She continued to help my dad focus on positive news--like the fact that while he had definitely had a heart attack (something he really didn't want to acknowledge), he was so lucky that he had been close to St. V, was here getting help, that his catheterization procedure had shown little to no damage to the heart muscle, that even though they couldn't put stents in, he was healthy enough and active enough that he could be a candidate for this lifesaving surgery...that he had all his kids here, etc.

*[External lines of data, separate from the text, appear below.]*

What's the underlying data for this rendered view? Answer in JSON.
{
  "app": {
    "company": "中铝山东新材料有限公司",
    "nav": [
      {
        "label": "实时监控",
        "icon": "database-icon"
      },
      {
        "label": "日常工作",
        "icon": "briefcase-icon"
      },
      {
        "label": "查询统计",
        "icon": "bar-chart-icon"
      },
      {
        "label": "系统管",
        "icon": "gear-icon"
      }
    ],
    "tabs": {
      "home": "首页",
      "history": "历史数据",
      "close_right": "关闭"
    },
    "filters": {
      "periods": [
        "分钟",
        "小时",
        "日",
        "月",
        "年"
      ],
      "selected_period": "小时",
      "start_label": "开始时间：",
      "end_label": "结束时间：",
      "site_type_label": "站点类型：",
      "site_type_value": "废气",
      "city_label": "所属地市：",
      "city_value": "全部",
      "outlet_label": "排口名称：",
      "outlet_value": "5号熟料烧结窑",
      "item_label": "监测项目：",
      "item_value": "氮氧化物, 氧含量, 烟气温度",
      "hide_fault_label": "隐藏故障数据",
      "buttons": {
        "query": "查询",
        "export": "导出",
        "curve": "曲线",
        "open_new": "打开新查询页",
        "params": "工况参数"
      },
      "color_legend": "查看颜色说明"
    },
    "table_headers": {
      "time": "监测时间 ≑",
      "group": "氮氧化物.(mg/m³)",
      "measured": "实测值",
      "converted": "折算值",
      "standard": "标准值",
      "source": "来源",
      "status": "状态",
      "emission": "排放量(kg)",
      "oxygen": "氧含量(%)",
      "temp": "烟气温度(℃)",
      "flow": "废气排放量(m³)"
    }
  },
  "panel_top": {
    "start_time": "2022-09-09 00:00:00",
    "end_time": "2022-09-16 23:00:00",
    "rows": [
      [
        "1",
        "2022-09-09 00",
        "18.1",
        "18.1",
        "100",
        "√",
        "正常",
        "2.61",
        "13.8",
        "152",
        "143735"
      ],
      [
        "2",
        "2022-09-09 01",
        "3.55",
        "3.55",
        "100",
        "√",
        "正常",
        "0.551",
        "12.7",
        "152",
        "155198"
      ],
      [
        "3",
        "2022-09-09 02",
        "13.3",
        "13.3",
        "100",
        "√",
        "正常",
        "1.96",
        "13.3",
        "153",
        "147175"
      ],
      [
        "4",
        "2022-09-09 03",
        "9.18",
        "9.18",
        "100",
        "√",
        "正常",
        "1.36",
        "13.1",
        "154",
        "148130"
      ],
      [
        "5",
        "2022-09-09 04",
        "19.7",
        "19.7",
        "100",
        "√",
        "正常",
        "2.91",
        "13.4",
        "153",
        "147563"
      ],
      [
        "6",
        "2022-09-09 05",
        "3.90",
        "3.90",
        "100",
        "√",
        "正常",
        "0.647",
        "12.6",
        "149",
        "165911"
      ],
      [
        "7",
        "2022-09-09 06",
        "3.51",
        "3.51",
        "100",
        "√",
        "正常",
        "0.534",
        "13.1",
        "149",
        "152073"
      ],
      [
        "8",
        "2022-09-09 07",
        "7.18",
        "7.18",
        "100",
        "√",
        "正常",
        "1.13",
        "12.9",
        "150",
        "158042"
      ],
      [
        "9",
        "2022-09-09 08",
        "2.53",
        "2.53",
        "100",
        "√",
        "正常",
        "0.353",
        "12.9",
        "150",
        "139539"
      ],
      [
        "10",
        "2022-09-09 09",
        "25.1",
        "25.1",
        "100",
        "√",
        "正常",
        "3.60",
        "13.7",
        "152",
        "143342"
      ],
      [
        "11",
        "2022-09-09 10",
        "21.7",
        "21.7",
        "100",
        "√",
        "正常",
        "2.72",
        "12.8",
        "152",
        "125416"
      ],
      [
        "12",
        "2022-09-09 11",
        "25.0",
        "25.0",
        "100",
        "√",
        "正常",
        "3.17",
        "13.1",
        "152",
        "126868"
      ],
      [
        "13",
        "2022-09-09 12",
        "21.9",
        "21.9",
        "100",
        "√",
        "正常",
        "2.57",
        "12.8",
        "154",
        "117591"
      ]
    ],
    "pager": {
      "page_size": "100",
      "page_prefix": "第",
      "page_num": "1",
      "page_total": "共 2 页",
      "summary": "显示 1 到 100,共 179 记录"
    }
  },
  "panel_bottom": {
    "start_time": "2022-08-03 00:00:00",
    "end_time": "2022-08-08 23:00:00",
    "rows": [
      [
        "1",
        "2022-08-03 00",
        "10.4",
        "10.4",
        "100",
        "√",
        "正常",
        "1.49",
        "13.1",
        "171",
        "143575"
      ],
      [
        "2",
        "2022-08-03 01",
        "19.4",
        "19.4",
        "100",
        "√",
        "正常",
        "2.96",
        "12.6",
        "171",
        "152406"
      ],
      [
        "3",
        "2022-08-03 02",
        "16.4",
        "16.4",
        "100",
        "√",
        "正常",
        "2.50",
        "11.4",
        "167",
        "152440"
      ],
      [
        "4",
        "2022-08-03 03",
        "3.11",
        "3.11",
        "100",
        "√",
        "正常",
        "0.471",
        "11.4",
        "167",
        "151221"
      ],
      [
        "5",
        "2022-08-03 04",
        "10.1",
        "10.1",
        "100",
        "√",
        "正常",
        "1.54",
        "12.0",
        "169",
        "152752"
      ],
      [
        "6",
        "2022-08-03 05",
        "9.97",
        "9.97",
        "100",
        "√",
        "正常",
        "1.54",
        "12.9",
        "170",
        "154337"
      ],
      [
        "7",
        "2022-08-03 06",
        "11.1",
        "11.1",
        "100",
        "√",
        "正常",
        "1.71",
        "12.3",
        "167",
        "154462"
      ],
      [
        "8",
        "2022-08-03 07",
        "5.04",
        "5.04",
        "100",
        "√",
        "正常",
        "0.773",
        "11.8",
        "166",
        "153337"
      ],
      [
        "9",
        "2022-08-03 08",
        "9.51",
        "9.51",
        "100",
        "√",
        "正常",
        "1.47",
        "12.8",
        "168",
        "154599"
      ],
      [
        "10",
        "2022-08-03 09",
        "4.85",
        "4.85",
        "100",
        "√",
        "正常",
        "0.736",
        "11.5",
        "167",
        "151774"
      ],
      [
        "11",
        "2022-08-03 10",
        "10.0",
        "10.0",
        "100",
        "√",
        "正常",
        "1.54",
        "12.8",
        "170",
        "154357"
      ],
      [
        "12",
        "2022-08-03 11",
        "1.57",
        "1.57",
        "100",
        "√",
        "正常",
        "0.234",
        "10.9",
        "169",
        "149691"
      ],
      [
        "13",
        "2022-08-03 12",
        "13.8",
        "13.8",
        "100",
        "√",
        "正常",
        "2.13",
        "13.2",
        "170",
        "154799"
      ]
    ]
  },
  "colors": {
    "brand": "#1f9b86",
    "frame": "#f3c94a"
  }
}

She continued to tell him he was blessed that this happened as an "early warning" so that he was still with us.

"You did the right thing," she said when he complained that he should have kept driving and he'd be home instead of in the hospital. "I'm glad you are here."  I've seen many nurses who are tired and doing their best to mask it, who have been kind or cheerful in a professional way because it is part of the job. Michelle is really kind and really optimistic. More than that, she is loving.

When she helped my dad sit up or talked to him about going to the bathroom or dealt with his cranky frustration about not being able to go home when he "feels fine," she was as loving as a daughter and as intuitive as someone with a real gift for reading people's needs. She went above and beyond when the physician's assistant for the surgeon came to visit for the first time. The PA was wonderful and professional, but so much of the information she shared was really difficult for Dad to hear. The very clear description of what open heart bypass surgery means was pretty graphic and more than a little scary for him. The discussions of the rehab and lifestyle changes that accompany this type of event were also overwhelming. Michelle had come in to do some small task just as the PA entered. I watched from my side chair as she glanced at my dad's face, and I could see her decide to busy herself quietly and stay in the room. I could see my dad glance at her occasionally when the conversation got a little stressful. She would smile and nod, and he would relax. Once or twice, when he was trying to make himself understood during a confusing question, Michelle interjected to help the PA understand, "He's been very concerned because he is really active and wants to know when he'll be able to do his normal exercises..." or "He's really confused because he didn't have any symptoms and this happened while they were on the way home from a vacation and he's feeling fine." I was deeply touched.

Somehow in a short time, this quiet and caring person had figured out my dad and what matters most to him. She had listened and learned about him. And she was going above and beyond to advocate for him so that he felt heard and understood. After the PA left, my dad was very down. "I feel like I've lost my whole life," he said. "I feel like my body isn't my own. I feel like I won't be me anymore." He looked over at Michelle who was offering him something to drink. "You got anything for depression in that cup?" he said. She smiled and explained it was just ice water he'd asked for earlier. Then she said to him, "You know you did just get a lot of information. You've had to process so much in the last 24 hours. It is perfectly normal for you to feel overwhelmed and depressed and it doesn't mean you're weak to feel that way or to say so. You need to remember that you are really lucky and you are alive, but if you are feeling anxious or really down, we can do something to help with that so that you can stay positive and keep your energy. My dad said he would think about it, but when she left he said he felt better.

When I came in today he told me, "Everything's ok. Michelle's here for the next twelve hours." Wow. I am humbled beyond words when I think of why people choose nursing. I could never do it. But when I see someone like Michelle and the impact she's had in just three days in our lives and the way she's been in there with my dad during this experience. I truly believe that nurses are here to show us how God wanted us to love each other. She is amazing. You are lucky to have this person in the lives of the patients and families you serve.